People in Bath are environmentally conscious. Being in a deep river gorge concentrates toxic traffic pollution in the centre of the City. Much of this pollution comes from heavy diesel vehicles like buses. NOx and small particles are killers, and over 100 people a year in Bath die from traffic air pollution diseases. About half the small particles come from tyre, tarmac and brake dust. Rubber tyred vehicles with electric motors will still exceed the WHO safe air standards limits.
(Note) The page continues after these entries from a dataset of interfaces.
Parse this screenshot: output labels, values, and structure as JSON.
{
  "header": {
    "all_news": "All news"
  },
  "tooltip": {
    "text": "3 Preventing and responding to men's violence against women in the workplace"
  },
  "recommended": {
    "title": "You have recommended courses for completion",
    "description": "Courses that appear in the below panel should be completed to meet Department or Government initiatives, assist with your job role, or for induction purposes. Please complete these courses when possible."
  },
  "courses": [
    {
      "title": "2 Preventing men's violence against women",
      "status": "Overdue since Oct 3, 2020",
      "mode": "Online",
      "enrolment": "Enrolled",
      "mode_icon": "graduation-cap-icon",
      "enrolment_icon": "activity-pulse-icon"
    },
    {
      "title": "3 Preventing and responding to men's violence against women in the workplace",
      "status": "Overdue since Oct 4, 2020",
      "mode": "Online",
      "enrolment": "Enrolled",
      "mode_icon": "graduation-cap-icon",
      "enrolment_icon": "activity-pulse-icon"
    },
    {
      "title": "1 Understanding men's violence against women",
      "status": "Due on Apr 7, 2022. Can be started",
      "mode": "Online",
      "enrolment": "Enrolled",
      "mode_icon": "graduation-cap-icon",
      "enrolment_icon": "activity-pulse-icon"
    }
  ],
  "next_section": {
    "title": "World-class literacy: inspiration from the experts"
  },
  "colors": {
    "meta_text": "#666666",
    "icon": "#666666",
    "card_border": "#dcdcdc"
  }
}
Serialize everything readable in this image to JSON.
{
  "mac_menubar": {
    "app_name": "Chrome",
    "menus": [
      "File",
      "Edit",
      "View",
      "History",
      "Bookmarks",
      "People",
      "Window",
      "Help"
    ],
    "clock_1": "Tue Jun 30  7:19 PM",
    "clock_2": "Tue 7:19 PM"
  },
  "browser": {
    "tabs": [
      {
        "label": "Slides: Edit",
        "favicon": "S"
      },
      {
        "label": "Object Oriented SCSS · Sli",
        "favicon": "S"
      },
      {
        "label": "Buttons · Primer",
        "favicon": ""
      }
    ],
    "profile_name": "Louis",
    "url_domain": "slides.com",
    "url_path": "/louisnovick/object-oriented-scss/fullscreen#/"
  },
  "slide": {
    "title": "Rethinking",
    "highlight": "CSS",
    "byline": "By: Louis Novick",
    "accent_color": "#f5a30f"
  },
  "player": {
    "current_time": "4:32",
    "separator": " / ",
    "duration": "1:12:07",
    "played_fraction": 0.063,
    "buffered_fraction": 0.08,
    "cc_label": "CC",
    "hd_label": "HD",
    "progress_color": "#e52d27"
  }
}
There is strong evidence around the world and in the UK to support the claim that buses do not attract car drivers (all well referenced on the Bath Trams website), but perhaps the most convincing is what happened when trams were removed from Liverpool, Sheffield and London (in London replaced by trolley buses). In all cases there was an immediate drop of 30% in passenger numbers because the bus service was not an acceptable replacement, and found other means of getting about – typically purchasing a car. A more recent example is how successful Freiburg has been using trams compared to York, both historic cities of about the same size. A recent study found that only 29 per cent of travellers in Freiburg were car users, compared to 52 per cent in York, and public transport use was 18 per cent in Freiburg compared to only 8 per cent in York.
The ‘flexible’ bus failed cities as ex tram passengers swamped roads with traffic congestion. Fixed 40 year trams give confidence and permanence for people to run their lives, maybe not have a car, and for developments to be attracted to the line. Furthermore the investment can be recovered over 40 years, giving future users the opportunity to pay their fair share. Thus Lawrence Sanders’ letter is wrong is in claiming that the flexibility of bus services is a good thing, for it is obvious from the Bath local press that bus routes change frequently or are withdrawn to suit the operator. No developer plans to build a business or a housing estate based on a bus service. Tram lines are fixed for the future, and this is attractive to developers and house owners. Houses near a tram line increase in value (20% in Croydon) because the tramline is inflexible and permanent.
This is why many of the suburbs of Bath such as Twerton and Oldfield Park were originally provided with a tram by the developers – specifically to make them attractive. It’s the same reason the Metropolitan Line in London was built by the developers who turned farmland into ‘Metroland’. In fact nearly all large cities expanded along tram lines.